# [TASK TO CARRY OUT]
Copy each entry verbatim, excluding its images.

# [ENTRIES PROVIDED]
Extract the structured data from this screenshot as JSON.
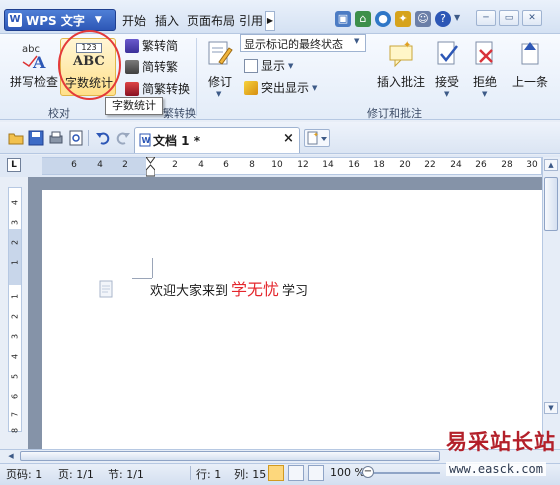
{
  "app": {
    "menu_button": "WPS 文字",
    "tabs": [
      "开始",
      "插入",
      "页面布局",
      "引用"
    ]
  },
  "ribbon": {
    "proofing": {
      "spell_check": "拼写检查",
      "word_count": "字数统计",
      "word_count_icon_text": "ABC",
      "word_count_icon_num": "123",
      "group_label": "校对"
    },
    "conversion": {
      "trad_to_simp": "繁转简",
      "simp_to_trad": "简转繁",
      "convert": "简繁转换",
      "group_label_partial": "繁转换"
    },
    "tracking": {
      "track_changes": "修订",
      "markup_dropdown": "显示标记的最终状态",
      "show": "显示",
      "highlight": "突出显示",
      "insert_comment": "插入批注",
      "accept": "接受",
      "reject": "拒绝",
      "previous": "上一条",
      "group_label": "修订和批注"
    },
    "tooltip": "字数统计"
  },
  "document_tabs": {
    "active_tab": "文档 1 *",
    "close_glyph": "×"
  },
  "rulers": {
    "horizontal_ticks": [
      "6",
      "4",
      "2",
      "2",
      "4",
      "6",
      "8",
      "10",
      "12",
      "14",
      "16",
      "18",
      "20",
      "22",
      "24",
      "26",
      "28",
      "30"
    ],
    "vertical_ticks": [
      "4",
      "3",
      "2",
      "1",
      "1",
      "2",
      "3",
      "4",
      "5",
      "6",
      "7",
      "8"
    ],
    "corner": "L"
  },
  "document": {
    "text_before": "欢迎大家来到",
    "brand_word": "学无忧",
    "text_after": "学习",
    "brand_color": "#e4262c"
  },
  "status_bar": {
    "page_code": "页码: 1",
    "page": "页: 1/1",
    "section": "节: 1/1",
    "row": "行: 1",
    "column": "列: 15",
    "zoom": "100 %"
  },
  "watermark": {
    "title": "易采站长站",
    "url": "www.easck.com"
  },
  "icons": {
    "wps_logo": "W",
    "up_arrow": "▲",
    "down_arrow": "▼",
    "left_arrow": "◀"
  }
}
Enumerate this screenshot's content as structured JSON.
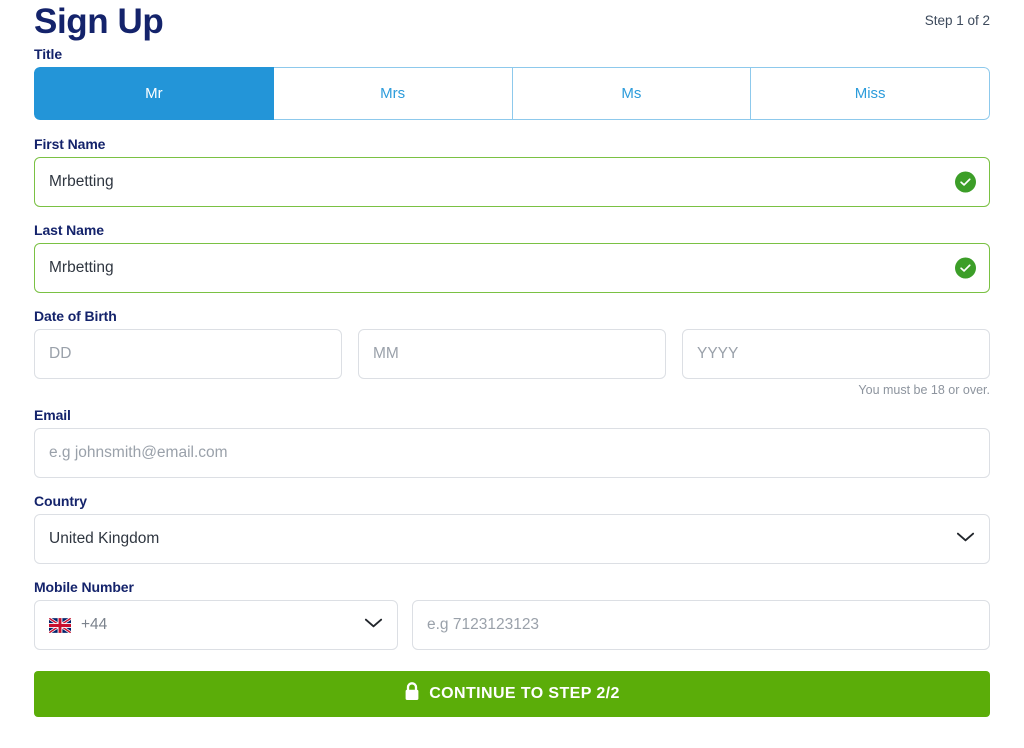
{
  "header": {
    "title": "Sign Up",
    "step_indicator": "Step 1 of 2"
  },
  "title_field": {
    "label": "Title",
    "options": [
      {
        "label": "Mr",
        "selected": true
      },
      {
        "label": "Mrs",
        "selected": false
      },
      {
        "label": "Ms",
        "selected": false
      },
      {
        "label": "Miss",
        "selected": false
      }
    ]
  },
  "first_name": {
    "label": "First Name",
    "value": "Mrbetting",
    "placeholder": "",
    "valid": true,
    "icon": "check-circle-icon"
  },
  "last_name": {
    "label": "Last Name",
    "value": "Mrbetting",
    "placeholder": "",
    "valid": true,
    "icon": "check-circle-icon"
  },
  "date_of_birth": {
    "label": "Date of Birth",
    "day_placeholder": "DD",
    "month_placeholder": "MM",
    "year_placeholder": "YYYY",
    "day_value": "",
    "month_value": "",
    "year_value": "",
    "helper_text": "You must be 18 or over."
  },
  "email": {
    "label": "Email",
    "placeholder": "e.g johnsmith@email.com",
    "value": ""
  },
  "country": {
    "label": "Country",
    "value": "United Kingdom",
    "icon": "chevron-down-icon"
  },
  "mobile": {
    "label": "Mobile Number",
    "dial_code": "+44",
    "flag": "uk-flag-icon",
    "dial_icon": "chevron-down-icon",
    "number_placeholder": "e.g 7123123123",
    "number_value": ""
  },
  "cta": {
    "label": "CONTINUE TO STEP 2/2",
    "icon": "padlock-icon"
  },
  "colors": {
    "brand_navy": "#14236b",
    "accent_blue": "#2395d8",
    "segment_border_blue": "#8dc9ec",
    "valid_green": "#7ac143",
    "check_green": "#3c9e28",
    "cta_green": "#5bad09",
    "input_border": "#dcdfe4",
    "placeholder_gray": "#9aa1aa"
  }
}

# [RESPONSE BELOW]
Extract the structured data from this screenshot as JSON.
{
  "app": {
    "menu_button": "WPS 文字",
    "tabs": [
      "开始",
      "插入",
      "页面布局",
      "引用"
    ]
  },
  "ribbon": {
    "proofing": {
      "spell_check": "拼写检查",
      "word_count": "字数统计",
      "word_count_icon_text": "ABC",
      "word_count_icon_num": "123",
      "group_label": "校对"
    },
    "conversion": {
      "trad_to_simp": "繁转简",
      "simp_to_trad": "简转繁",
      "convert": "简繁转换",
      "group_label_partial": "繁转换"
    },
    "tracking": {
      "track_changes": "修订",
      "markup_dropdown": "显示标记的最终状态",
      "show": "显示",
      "highlight": "突出显示",
      "insert_comment": "插入批注",
      "accept": "接受",
      "reject": "拒绝",
      "previous": "上一条",
      "group_label": "修订和批注"
    },
    "tooltip": "字数统计"
  },
  "document_tabs": {
    "active_tab": "文档 1 *",
    "close_glyph": "×"
  },
  "rulers": {
    "horizontal_ticks": [
      "6",
      "4",
      "2",
      "2",
      "4",
      "6",
      "8",
      "10",
      "12",
      "14",
      "16",
      "18",
      "20",
      "22",
      "24",
      "26",
      "28",
      "30"
    ],
    "vertical_ticks": [
      "4",
      "3",
      "2",
      "1",
      "1",
      "2",
      "3",
      "4",
      "5",
      "6",
      "7",
      "8"
    ],
    "corner": "L"
  },
  "document": {
    "text_before": "欢迎大家来到",
    "brand_word": "学无忧",
    "text_after": "学习",
    "brand_color": "#e4262c"
  },
  "status_bar": {
    "page_code": "页码: 1",
    "page": "页: 1/1",
    "section": "节: 1/1",
    "row": "行: 1",
    "column": "列: 15",
    "zoom": "100 %"
  },
  "watermark": {
    "title": "易采站长站",
    "url": "www.easck.com"
  },
  "icons": {
    "wps_logo": "W",
    "up_arrow": "▲",
    "down_arrow": "▼",
    "left_arrow": "◀"
  }
}
Enumerate this screenshot's content as structured JSON.
{
  "header": {
    "title": "Sign Up",
    "step_indicator": "Step 1 of 2"
  },
  "title_field": {
    "label": "Title",
    "options": [
      {
        "label": "Mr",
        "selected": true
      },
      {
        "label": "Mrs",
        "selected": false
      },
      {
        "label": "Ms",
        "selected": false
      },
      {
        "label": "Miss",
        "selected": false
      }
    ]
  },
  "first_name": {
    "label": "First Name",
    "value": "Mrbetting",
    "placeholder": "",
    "valid": true,
    "icon": "check-circle-icon"
  },
  "last_name": {
    "label": "Last Name",
    "value": "Mrbetting",
    "placeholder": "",
    "valid": true,
    "icon": "check-circle-icon"
  },
  "date_of_birth": {
    "label": "Date of Birth",
    "day_placeholder": "DD",
    "month_placeholder": "MM",
    "year_placeholder": "YYYY",
    "day_value": "",
    "month_value": "",
    "year_value": "",
    "helper_text": "You must be 18 or over."
  },
  "email": {
    "label": "Email",
    "placeholder": "e.g johnsmith@email.com",
    "value": ""
  },
  "country": {
    "label": "Country",
    "value": "United Kingdom",
    "icon": "chevron-down-icon"
  },
  "mobile": {
    "label": "Mobile Number",
    "dial_code": "+44",
    "flag": "uk-flag-icon",
    "dial_icon": "chevron-down-icon",
    "number_placeholder": "e.g 7123123123",
    "number_value": ""
  },
  "cta": {
    "label": "CONTINUE TO STEP 2/2",
    "icon": "padlock-icon"
  },
  "colors": {
    "brand_navy": "#14236b",
    "accent_blue": "#2395d8",
    "segment_border_blue": "#8dc9ec",
    "valid_green": "#7ac143",
    "check_green": "#3c9e28",
    "cta_green": "#5bad09",
    "input_border": "#dcdfe4",
    "placeholder_gray": "#9aa1aa"
  }
}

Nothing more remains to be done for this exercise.